Your reply should contain every record, restated word for word.

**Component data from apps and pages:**
◆ ◆ ◆ ◆ ◆

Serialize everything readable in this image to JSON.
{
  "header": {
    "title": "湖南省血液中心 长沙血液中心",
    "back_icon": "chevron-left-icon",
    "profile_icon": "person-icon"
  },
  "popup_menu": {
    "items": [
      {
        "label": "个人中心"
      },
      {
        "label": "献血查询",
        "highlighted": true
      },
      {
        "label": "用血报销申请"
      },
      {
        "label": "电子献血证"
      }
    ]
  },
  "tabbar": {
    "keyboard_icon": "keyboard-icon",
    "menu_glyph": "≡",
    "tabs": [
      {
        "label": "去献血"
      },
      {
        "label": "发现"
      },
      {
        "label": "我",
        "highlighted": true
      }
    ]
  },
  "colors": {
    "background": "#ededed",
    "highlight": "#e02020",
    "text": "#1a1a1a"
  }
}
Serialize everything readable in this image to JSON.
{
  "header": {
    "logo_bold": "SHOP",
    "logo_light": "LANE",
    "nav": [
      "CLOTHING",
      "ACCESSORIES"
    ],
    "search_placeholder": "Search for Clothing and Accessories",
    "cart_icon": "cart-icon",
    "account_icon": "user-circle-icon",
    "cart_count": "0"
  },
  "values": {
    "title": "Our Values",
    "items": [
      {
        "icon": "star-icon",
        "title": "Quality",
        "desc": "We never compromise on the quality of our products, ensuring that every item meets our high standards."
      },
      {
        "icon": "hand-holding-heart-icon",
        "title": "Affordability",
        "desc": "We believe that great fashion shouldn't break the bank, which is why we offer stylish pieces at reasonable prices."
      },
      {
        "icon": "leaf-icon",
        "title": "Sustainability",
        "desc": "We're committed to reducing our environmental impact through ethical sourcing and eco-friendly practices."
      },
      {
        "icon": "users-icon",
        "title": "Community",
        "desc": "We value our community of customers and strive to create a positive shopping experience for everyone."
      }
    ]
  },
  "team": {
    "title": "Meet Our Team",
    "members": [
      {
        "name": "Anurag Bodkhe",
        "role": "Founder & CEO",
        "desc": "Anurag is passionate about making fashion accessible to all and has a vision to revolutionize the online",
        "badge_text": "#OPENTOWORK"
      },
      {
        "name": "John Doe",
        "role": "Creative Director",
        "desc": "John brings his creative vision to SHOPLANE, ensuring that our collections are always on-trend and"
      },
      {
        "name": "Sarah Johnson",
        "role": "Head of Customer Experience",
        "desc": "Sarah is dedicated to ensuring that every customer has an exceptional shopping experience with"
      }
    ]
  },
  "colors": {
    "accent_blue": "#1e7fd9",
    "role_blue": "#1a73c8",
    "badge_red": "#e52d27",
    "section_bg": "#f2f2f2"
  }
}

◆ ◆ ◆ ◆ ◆

**TASK RESPONSE:**
Serialize everything readable in this image to JSON.
{
  "header": {
    "title": "湖南省血液中心 长沙血液中心",
    "back_icon": "chevron-left-icon",
    "profile_icon": "person-icon"
  },
  "popup_menu": {
    "items": [
      {
        "label": "个人中心"
      },
      {
        "label": "献血查询",
        "highlighted": true
      },
      {
        "label": "用血报销申请"
      },
      {
        "label": "电子献血证"
      }
    ]
  },
  "tabbar": {
    "keyboard_icon": "keyboard-icon",
    "menu_glyph": "≡",
    "tabs": [
      {
        "label": "去献血"
      },
      {
        "label": "发现"
      },
      {
        "label": "我",
        "highlighted": true
      }
    ]
  },
  "colors": {
    "background": "#ededed",
    "highlight": "#e02020",
    "text": "#1a1a1a"
  }
}
Serialize everything readable in this image to JSON.
{
  "header": {
    "logo_bold": "SHOP",
    "logo_light": "LANE",
    "nav": [
      "CLOTHING",
      "ACCESSORIES"
    ],
    "search_placeholder": "Search for Clothing and Accessories",
    "cart_icon": "cart-icon",
    "account_icon": "user-circle-icon",
    "cart_count": "0"
  },
  "values": {
    "title": "Our Values",
    "items": [
      {
        "icon": "star-icon",
        "title": "Quality",
        "desc": "We never compromise on the quality of our products, ensuring that every item meets our high standards."
      },
      {
        "icon": "hand-holding-heart-icon",
        "title": "Affordability",
        "desc": "We believe that great fashion shouldn't break the bank, which is why we offer stylish pieces at reasonable prices."
      },
      {
        "icon": "leaf-icon",
        "title": "Sustainability",
        "desc": "We're committed to reducing our environmental impact through ethical sourcing and eco-friendly practices."
      },
      {
        "icon": "users-icon",
        "title": "Community",
        "desc": "We value our community of customers and strive to create a positive shopping experience for everyone."
      }
    ]
  },
  "team": {
    "title": "Meet Our Team",
    "members": [
      {
        "name": "Anurag Bodkhe",
        "role": "Founder & CEO",
        "desc": "Anurag is passionate about making fashion accessible to all and has a vision to revolutionize the online",
        "badge_text": "#OPENTOWORK"
      },
      {
        "name": "John Doe",
        "role": "Creative Director",
        "desc": "John brings his creative vision to SHOPLANE, ensuring that our collections are always on-trend and"
      },
      {
        "name": "Sarah Johnson",
        "role": "Head of Customer Experience",
        "desc": "Sarah is dedicated to ensuring that every customer has an exceptional shopping experience with"
      }
    ]
  },
  "colors": {
    "accent_blue": "#1e7fd9",
    "role_blue": "#1a73c8",
    "badge_red": "#e52d27",
    "section_bg": "#f2f2f2"
  }
}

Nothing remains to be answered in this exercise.